====== Data to examine ======
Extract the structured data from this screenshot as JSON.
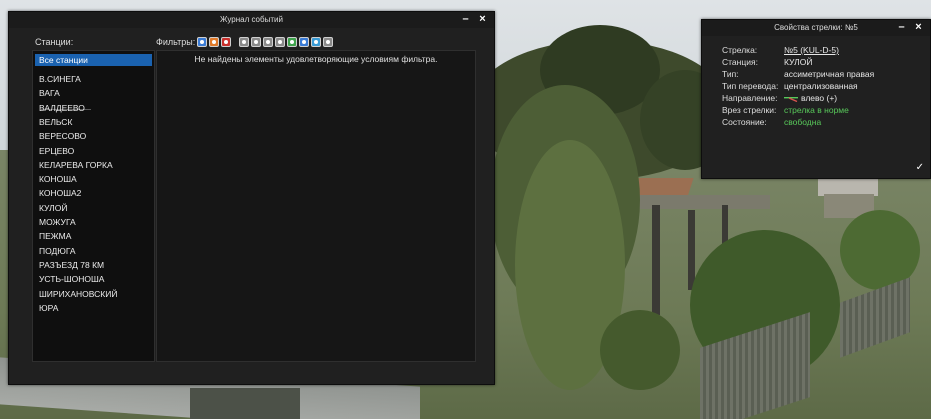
{
  "events_window": {
    "title": "Журнал событий",
    "minimize": "–",
    "close": "×",
    "stations_label": "Станции:",
    "filters_label": "Фильтры:",
    "no_results": "Не найдены элементы удовлетворяющие условиям фильтра.",
    "stations": [
      "Все станции",
      "В.СИНЕГА",
      "ВАГА",
      "ВАЛДЕЕВО",
      "ВЕЛЬСК",
      "ВЕРЕСОВО",
      "ЕРЦЕВО",
      "КЕЛАРЕВА ГОРКА",
      "КОНОША",
      "КОНОША2",
      "КУЛОЙ",
      "МОЖУГА",
      "ПЕЖМА",
      "ПОДЮГА",
      "РАЗЪЕЗД 78 КМ",
      "УСТЬ-ШОНОША",
      "ШИРИХАНОВСКИЙ",
      "ЮРА"
    ],
    "filter_icons": [
      {
        "name": "filter-event-icon-1",
        "color": "#3a7bd5"
      },
      {
        "name": "filter-event-icon-2",
        "color": "#e07a2a"
      },
      {
        "name": "filter-event-icon-3",
        "color": "#c9302c"
      },
      {
        "name": "filter-type-icon-1",
        "color": "#8a8a8a"
      },
      {
        "name": "filter-type-icon-2",
        "color": "#8a8a8a"
      },
      {
        "name": "filter-type-icon-3",
        "color": "#8a8a8a"
      },
      {
        "name": "filter-type-icon-4",
        "color": "#8a8a8a"
      },
      {
        "name": "filter-type-icon-5",
        "color": "#3fa34d"
      },
      {
        "name": "filter-type-icon-6",
        "color": "#3a7bd5"
      },
      {
        "name": "filter-type-icon-7",
        "color": "#3a9bd5"
      },
      {
        "name": "filter-type-icon-8",
        "color": "#8a8a8a"
      }
    ]
  },
  "props_window": {
    "title": "Свойства стрелки: №5",
    "minimize": "–",
    "close": "×",
    "ok": "✓",
    "rows": [
      {
        "label": "Стрелка:",
        "value": "№5 (KUL-D-5)",
        "style": "link"
      },
      {
        "label": "Станция:",
        "value": "КУЛОЙ",
        "style": ""
      },
      {
        "label": "Тип:",
        "value": "ассиметричная правая",
        "style": ""
      },
      {
        "label": "Тип перевода:",
        "value": "централизованная",
        "style": ""
      },
      {
        "label": "Направление:",
        "value": "влево (+)",
        "style": "dir"
      },
      {
        "label": "Врез стрелки:",
        "value": "стрелка в норме",
        "style": "green"
      },
      {
        "label": "Состояние:",
        "value": "свободна",
        "style": "green"
      }
    ]
  },
  "colors": {
    "selection": "#1a62b0",
    "status_ok": "#58c85a"
  }
}
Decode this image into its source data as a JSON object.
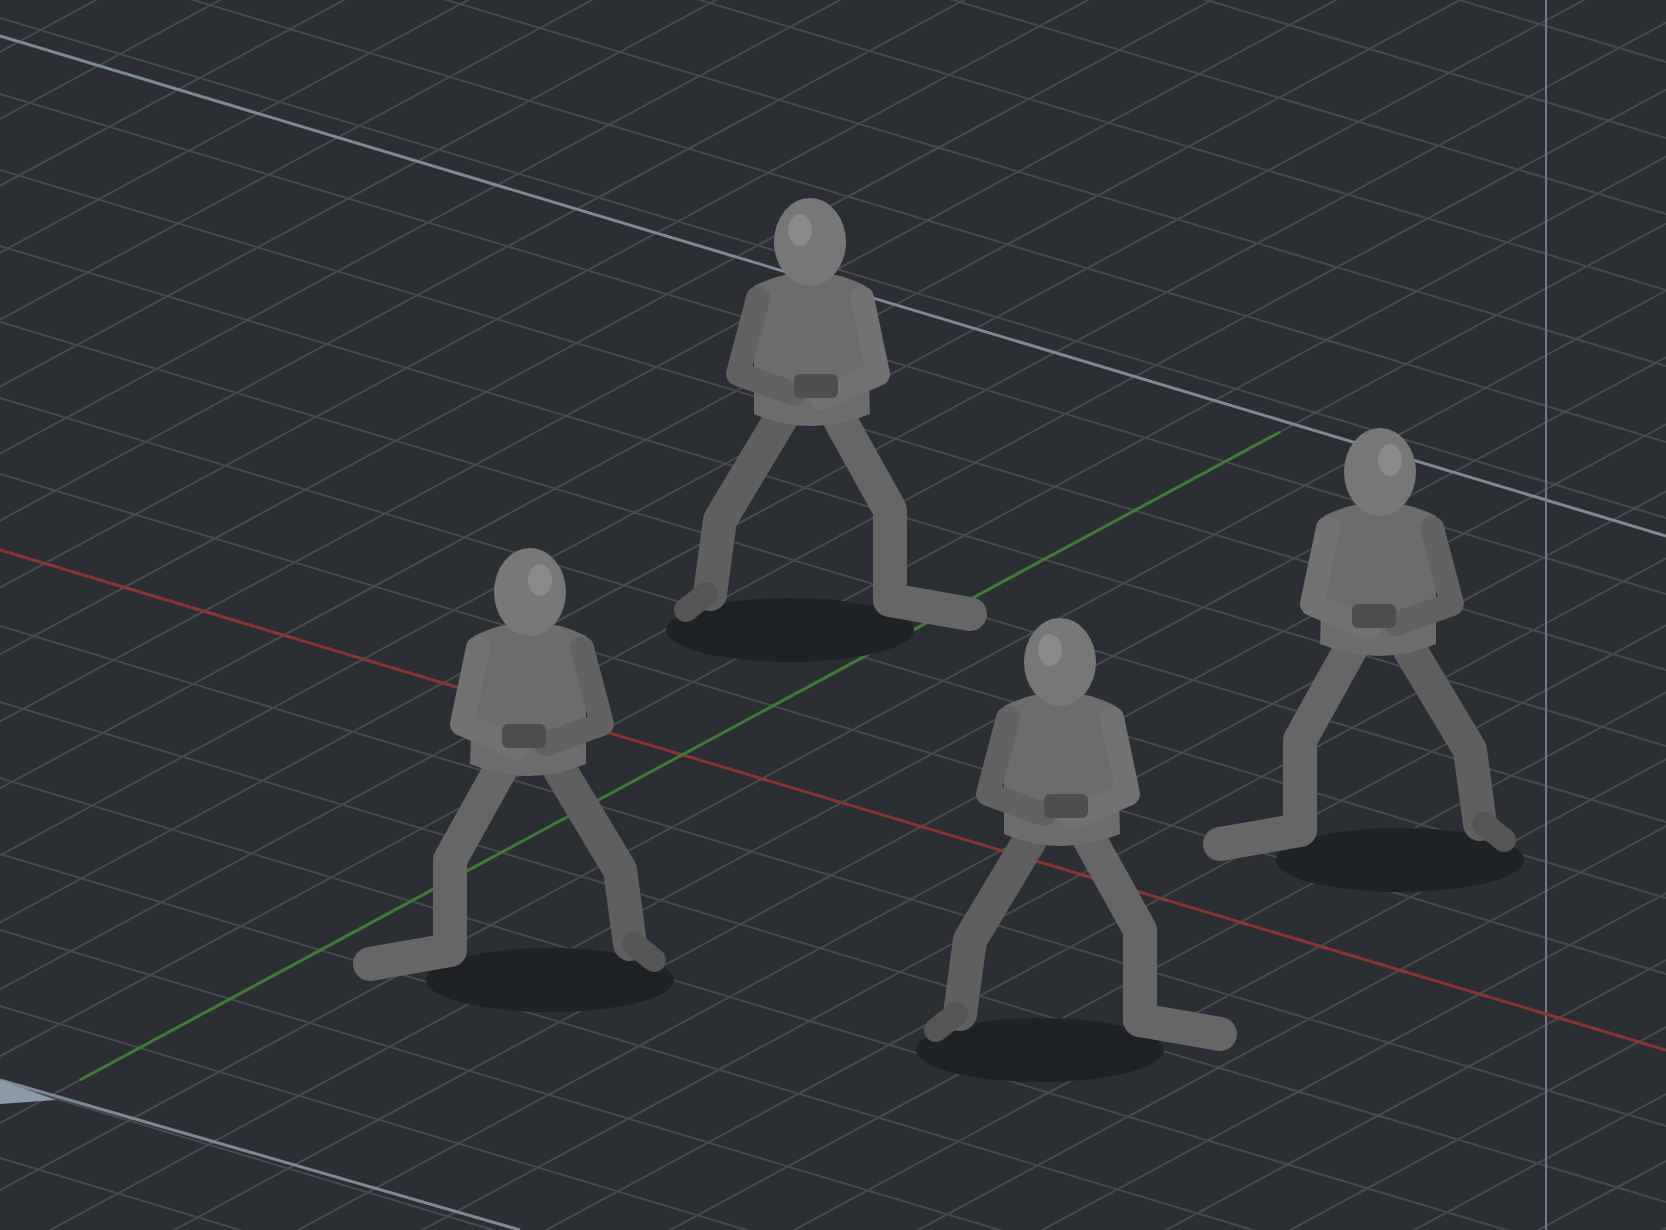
{
  "viewport": {
    "figures": [
      {
        "kind": "kneeling"
      },
      {
        "kind": "kneeling"
      },
      {
        "kind": "kneeling"
      },
      {
        "kind": "kneeling"
      }
    ]
  }
}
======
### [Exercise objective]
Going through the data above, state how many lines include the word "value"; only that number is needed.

### [Answer]
7